A Teacher In The Cabinet: Another Richardson Gimmick

USA Today's political blog notes via Greg Toppo that, in another shameless ploy to appeal to as many folks as possible without saying very much, Bill Richardson on Thursday pledged that his EdSec would be.... a teacher (here). Historians will note that EdSec Riley put a teacher nominally in charge of teaching-related issues during his two terms. I'm not sure it made much difference, though it probably made lots of folks feel warm inside.

Bush's No-Name Cabinet

Slate magazine recently ran this piece about how unknown most of Bush's cabinet are, even compared to other unknown cabinets (A Bush Cabinet quiz). Much of it is due to the fact that, so late into a second term, only the most desperate opportunists are clamoring to join the Administration. The other, according to the article, is that so much of Bush's domestic agenda (such as it is) came from Karl Rove, not the DPC (currently headed by Karl Zinsmeister) or the departments themselves.

The School Is Flat

Working on an upcoming article for Edutopia I've learned some of the latest going on in the world of e-learning (aka distance education). For example, there's a great international project called The Flat Classroom Project, which takes the ideas of Thomas Friedman's World Is Flat -- appropriately enough -- asks teams of students from around the world to investigate them. As for the technology itself, podcasts and wikis are pretty much old hat for this crew.
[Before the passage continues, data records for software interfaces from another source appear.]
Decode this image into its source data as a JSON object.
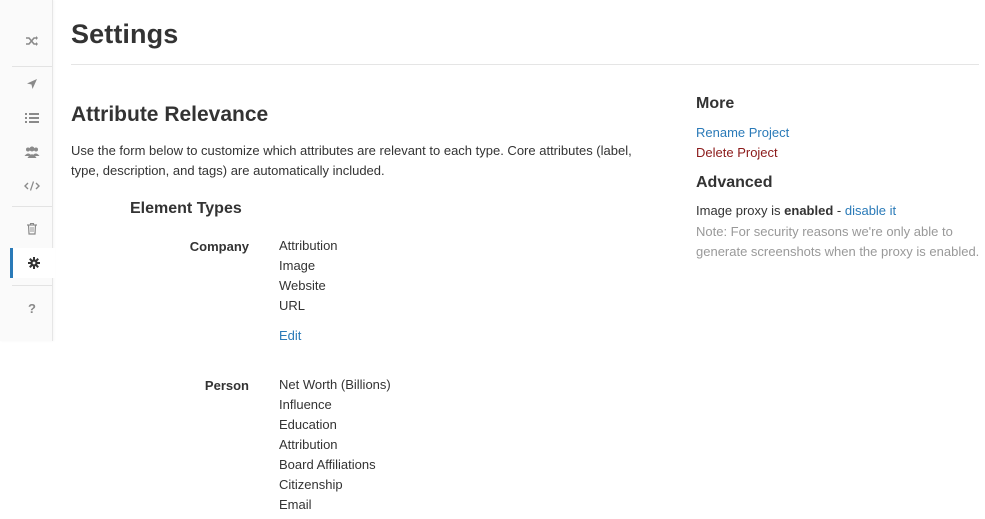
{
  "colors": {
    "link": "#2a7ab8",
    "danger": "#8b1a1a",
    "muted": "#999999",
    "text": "#333333"
  },
  "sidebar": {
    "items": [
      {
        "icon": "shuffle-icon"
      },
      {
        "icon": "location-arrow-icon"
      },
      {
        "icon": "list-icon"
      },
      {
        "icon": "users-icon"
      },
      {
        "icon": "code-icon"
      },
      {
        "icon": "trash-icon"
      },
      {
        "icon": "gear-icon",
        "active": true
      },
      {
        "icon": "question-icon",
        "label": "?"
      }
    ]
  },
  "page": {
    "title": "Settings"
  },
  "relevance": {
    "title": "Attribute Relevance",
    "description": "Use the form below to customize which attributes are relevant to each type. Core attributes (label, type, description, and tags) are automatically included.",
    "subtitle": "Element Types",
    "types": [
      {
        "name": "Company",
        "attributes": [
          "Attribution",
          "Image",
          "Website",
          "URL"
        ],
        "edit_label": "Edit"
      },
      {
        "name": "Person",
        "attributes": [
          "Net Worth (Billions)",
          "Influence",
          "Education",
          "Attribution",
          "Board Affiliations",
          "Citizenship",
          "Email"
        ]
      }
    ]
  },
  "more": {
    "heading": "More",
    "rename_label": "Rename Project",
    "delete_label": "Delete Project"
  },
  "advanced": {
    "heading": "Advanced",
    "proxy_prefix": "Image proxy is ",
    "proxy_state": "enabled",
    "proxy_sep": " - ",
    "proxy_action": "disable it",
    "note": "Note: For security reasons we're only able to generate screenshots when the proxy is enabled."
  }
}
They're on to things likenings, FlashMeeting, and iEARN.



Disclaimer: The opinions expressed in This Week In Education are strictly those of the author and do not reflect the opinions or endorsement of Scholastic, Inc.